Wednesday, May 25, 2011
Wednesday, May 18, 2011
I remember cases in my own life when God caused circumstances to come together to make a point. When I had first come back to following God, I was considering chickening out and not going to a meeting I had been invited to because I felt if I was a Christian I would never have any fun. I was sitting eating in the cafeteria by my college dorm when a group of people I did not know sat down at my table. They were laughing and joking and having a good time, when I noticed one of them was wearing a large cross. I thought it was probably just a piece of jewelry, but I was encouraged to go to the meeting anyway. After the meeting the same group of people came up and said that they should have said something when they sat down at my table. I have had other such experiences, but I have also had cases where nothing seemed to come together and I had no idea where God was leading me. Circumstances are relevant, but they should not be made the final judge for determining God's will.
Wednesday, May 11, 2011
The Scriptural answer is that we live in a fallen world that is under the judgment of God (Romans 8:18-23; Revelation 21:1-5; Genesis 3:16-19). Now this does not mean that those who suffer calamity are greater sinners then those who do not (John 9:1-3); we are to realize that we are just as worthy of judgment as they are (Luke 13:1-5). We are all sinners (Romans 3:23; Isaiah 64:6; Jeremiah 17:9), worthy of God's wrath (Romans 1:18; Ephesians 2:1-3; Revelation 20:11-15). But God is gracious, bestowing on us good things in spite of our rebellion against Him (Matthew 5:45; Acts 14:17; James 1:17) that we might be brought to repentance (Romans 2:4). But nonetheless, in a fallen world there will be exhibitions of God's judgment of sin. Now this does not negate the need to have compassion on those who are suffering. God calls us to consider the poor and afflicted (Psalms 12:5; Luke 1:51-53; James 5:1-6) and has acted to save us while we were His enemies (Romans 5:6-8; Colossians 2:13,14; 1 Peter 2:24,25). So I do not want in any way to advocate indifference to the pain of those who are suffering. But we should not ascribe helplessness to God.

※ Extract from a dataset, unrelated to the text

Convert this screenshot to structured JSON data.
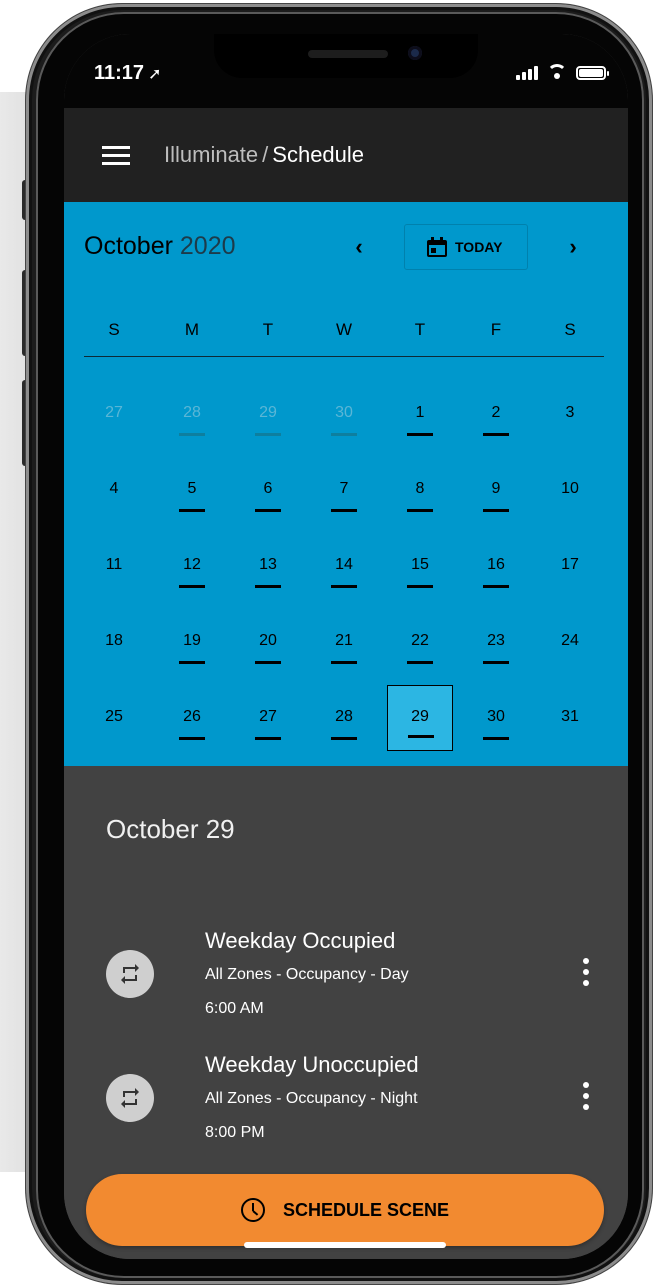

Wednesday, May 4, 2011
The traditional charismatic approach is to see this gift as God's dropping statements into our minds without any previous basis for such knowledge. I have no problem in principle with this; I have had it happen to me on occasion. (There are limitations of privacy that prevent me from describing the circumstances.) Others, trying to avoid a blatantly miraculous understanding of the gift, have seen it as a gift of working with knowledge.This would be the type of gift you might find, for instance, in a seminary professor . I do not violently object to this either. After all, seminary professors need gifts too. Might I suggest something in the middle that perhaps would incorporate the extremes? Could the idea be that God leads you to the knowledge He wants you to have? It could mean the knowledge coming totally out of nowhere. But it could also mean picking up just the right book or just the right article to answer something you needed to know, even if it was not what you went to the book or article for. Or God's bringing to mind the right thing to say at the right time. Now it should be noted that some knowledge is valuable even if you do not know where it comes from, while other knowledge is only useful if you know the source. I realize this is highly conjectural, but it seems to fit with my experience and the substance of the text.
Now the one thing it clearly does not mean is that we can trust every impulse or thought that runs through our mind as being from God. We are commanded to test all things (1 Thessalonians 5:21).Nor should the word of knowledge be equated with full, inspired revelation; it is in the same verse as prophecy, and why would there be three different terms for the same thing? It also clearly does not mean a person will know everything they want to know. Even full-blown prophets are sometimes not told everything (2 Kings 4:27). But I do find this approach helpful in understanding these two gifts.